TWO weeks ago my column focused on highlighting the not too dissimilar themes among those who seized the US Capitol building and the more extreme side of Scottish Nationalism in this city and across Scotland.

All too predictably, I was met with false outrage and indignation online, not only from the so-called cybernats, but elected representatives of this city like James Dornan MSP, who is known for appearing on Kremlin-backed television stations when his time would be better spent representing his constituents in Glasgow Cathcart.

However, after those chaotic scenes in America, I felt a renewed sense of hope watching President Biden’s inauguration. I was struck by his statement that all leaders have a responsibility to defend the truth and defeat the lies.

My mind couldn’t help but wander closer to home and the current Salmond inquiry at the Scottish Parliament which continues to be mired by conflicting evidence, witnesses having to come back time and time again and a general suspicion that the whole story of who knew what and when is not being told. That chain of events stretches right up to our current First Minister, Nicola Sturgeon.

Given that she was tweeting approvingly during the President’s inauguration ceremony, I wonder if she sat up and listened when he said those words.

Just a few days ago, Sky News revealed claims that a Scottish Government official asked to change an account of when they knew about harassment complaints against the former first minister Alex Salmond. The matter of who knew what and when is not just a trivial accessory, it is fundamental to the work of the parliamentary inquiry into this sorry affair and necessary both for the sake of the complainants as well as public trust in Nicola Sturgeon.

This kind of secrecy has forced the parliamentary inquiry, which is chaired by an SNP MSP, to take unprecedented action and invoke Section 23 of the Scotland Act 1998 to force the Crown Office to hand over documents relating to communication both within and between senior members of the SNP and Scottish Government regarding the complaints against Mr Salmond.

Despite being accused by her former boss and mentor of misleading the Scottish Parliament, Nicola Sturgeon pleads innocence. Only one of the current first minister or the former first minister can be telling the truth.

The truth is the public isn’t interested in the First Minister’s deflection tactics – they simply want to know what she knew and when.

If she’s found guilty of breaking the ministerial code, then it is a resigning matter for her. Nothing less will do. That might shock some readers who will probably dismiss this as another Tory bashing our dear First Minister.

This goes beyond party politics and to the core of decency and honesty in our politics. And indeed, maybe Nicola Sturgeon should be more worried about public opinion than she lets on.

A recent Panelbase poll found that 68% of decided voters want the First Minister to quit if she deliberately misled MSPs over the Alex Salmond affair.

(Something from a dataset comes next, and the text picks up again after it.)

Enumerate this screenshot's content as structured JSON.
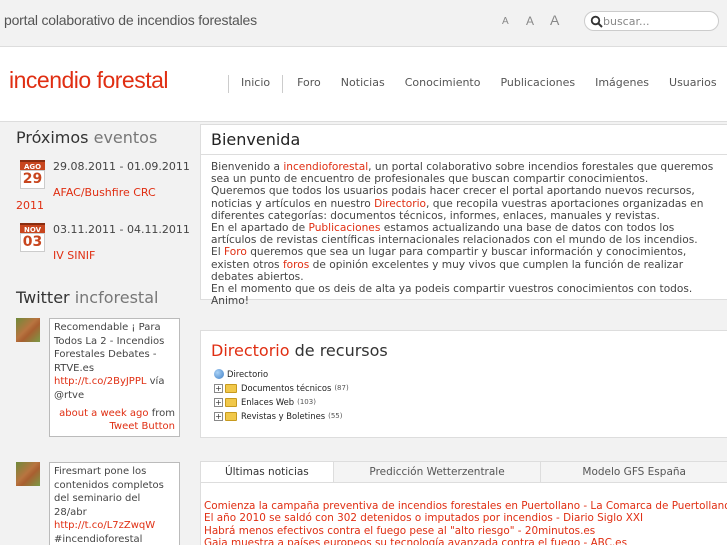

If she won’t listen to the public, how about listening to SNP MP Angus MacNeil who has spoken out against how the Scottish Government is curtailing the work of the parliamentary inquiry.

Enough is enough, it’s time for Nicola Sturgeon to heed the words of President Biden.